A set of proposals approved by Bahrain’s parliament targeting homosexual activity in the country should be implemented, according to a politician in the Gulf state.

Brotherhood MP Shaikh Mohammed Khalid Mohammed wants the government to begin a number of initiatives designed to rid the country of gay people.

In April parliament demanded that the Interior Ministry stop granting any residence permits to foreign homosexuals.

Bahrain is known as one of the more tolerant Muslim nations in the Middle East, and has recently undergone a period of political liberalisation.

However, homosexuality remains a crime, and the government has periodically deported expatriates living in the nation because of their sexual orientation.

The country only held its first elections in 2002, and since then politicians have mainly addressed themselves to “moral” issues such as banning female mannequins from shop windows and tackling the widespread problem of “sorcery.”

The bicameral parliament is dominated by Shia and Sunni Islamist parties.

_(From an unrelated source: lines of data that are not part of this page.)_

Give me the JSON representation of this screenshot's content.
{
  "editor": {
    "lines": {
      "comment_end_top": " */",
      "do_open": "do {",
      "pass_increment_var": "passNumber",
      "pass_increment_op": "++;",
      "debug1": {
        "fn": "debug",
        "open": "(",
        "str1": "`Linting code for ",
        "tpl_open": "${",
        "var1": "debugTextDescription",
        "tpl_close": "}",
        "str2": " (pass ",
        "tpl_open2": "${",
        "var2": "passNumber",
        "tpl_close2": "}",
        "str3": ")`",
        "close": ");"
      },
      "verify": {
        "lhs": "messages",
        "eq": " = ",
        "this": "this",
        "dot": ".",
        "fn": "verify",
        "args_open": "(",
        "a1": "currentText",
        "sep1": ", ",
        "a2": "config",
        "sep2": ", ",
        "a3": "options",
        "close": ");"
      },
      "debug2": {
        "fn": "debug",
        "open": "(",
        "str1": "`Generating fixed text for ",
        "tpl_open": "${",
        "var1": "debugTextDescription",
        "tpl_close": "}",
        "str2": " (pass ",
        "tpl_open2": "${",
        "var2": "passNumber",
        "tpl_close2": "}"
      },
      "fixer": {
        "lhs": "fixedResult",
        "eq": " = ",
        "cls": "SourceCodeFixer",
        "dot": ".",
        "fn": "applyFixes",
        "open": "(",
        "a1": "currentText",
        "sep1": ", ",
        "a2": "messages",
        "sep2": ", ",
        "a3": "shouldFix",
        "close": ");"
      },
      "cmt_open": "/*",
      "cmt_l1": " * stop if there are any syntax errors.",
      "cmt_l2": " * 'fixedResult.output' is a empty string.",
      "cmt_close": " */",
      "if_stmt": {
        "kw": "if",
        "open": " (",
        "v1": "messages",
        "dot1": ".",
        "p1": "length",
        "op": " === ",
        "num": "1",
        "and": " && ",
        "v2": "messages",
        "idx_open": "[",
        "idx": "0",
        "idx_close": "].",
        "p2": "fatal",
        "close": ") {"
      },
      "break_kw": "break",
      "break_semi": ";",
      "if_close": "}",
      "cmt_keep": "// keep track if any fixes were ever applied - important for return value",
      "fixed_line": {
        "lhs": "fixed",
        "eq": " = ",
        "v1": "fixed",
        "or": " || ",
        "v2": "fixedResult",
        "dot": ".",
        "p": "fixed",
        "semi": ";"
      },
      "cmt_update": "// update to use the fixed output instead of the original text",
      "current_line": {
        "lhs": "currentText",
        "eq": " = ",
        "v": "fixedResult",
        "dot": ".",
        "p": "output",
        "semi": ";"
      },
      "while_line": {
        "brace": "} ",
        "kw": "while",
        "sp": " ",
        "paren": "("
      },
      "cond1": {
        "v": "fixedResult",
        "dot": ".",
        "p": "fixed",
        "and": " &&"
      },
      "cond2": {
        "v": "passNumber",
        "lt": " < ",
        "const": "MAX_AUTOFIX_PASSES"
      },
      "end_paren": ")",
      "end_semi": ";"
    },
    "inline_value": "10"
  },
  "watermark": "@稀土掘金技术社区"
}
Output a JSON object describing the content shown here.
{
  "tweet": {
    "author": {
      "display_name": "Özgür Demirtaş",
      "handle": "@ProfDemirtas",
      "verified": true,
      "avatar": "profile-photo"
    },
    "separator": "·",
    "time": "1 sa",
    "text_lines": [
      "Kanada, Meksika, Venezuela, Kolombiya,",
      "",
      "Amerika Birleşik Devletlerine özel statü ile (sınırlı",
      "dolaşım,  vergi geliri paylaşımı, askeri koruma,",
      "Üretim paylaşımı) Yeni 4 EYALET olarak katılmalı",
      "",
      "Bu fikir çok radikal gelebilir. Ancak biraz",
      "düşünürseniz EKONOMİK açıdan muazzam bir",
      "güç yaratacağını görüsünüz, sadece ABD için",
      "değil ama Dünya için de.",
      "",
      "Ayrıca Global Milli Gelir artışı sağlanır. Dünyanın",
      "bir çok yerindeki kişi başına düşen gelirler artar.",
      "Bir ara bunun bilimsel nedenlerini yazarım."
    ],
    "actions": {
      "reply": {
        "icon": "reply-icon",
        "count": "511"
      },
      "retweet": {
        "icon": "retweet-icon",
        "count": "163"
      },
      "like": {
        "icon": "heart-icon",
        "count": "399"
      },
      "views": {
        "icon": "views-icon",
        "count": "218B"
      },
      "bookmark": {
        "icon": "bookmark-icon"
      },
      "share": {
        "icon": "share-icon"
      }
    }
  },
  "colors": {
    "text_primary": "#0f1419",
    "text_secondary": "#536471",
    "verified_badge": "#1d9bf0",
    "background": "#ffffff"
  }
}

The ministers have called for homosexuals to be ‘rooted out’ of hair salons and massage parlours:

The proposals will see teachers on the look out for homosexual tendencies in children and ‘punishing them accordingly.’

Homosexuality has been considered illegal in Bahrain since 1956 when, as part of the British Empire, it was given the Indian Penal Code.

Homosexuals can be given up to 10 years in prison though this is rarely put into practice.

In 2002 the government deported 2,000 allegedly gay Filipino workers for homosexual activity and prostitution.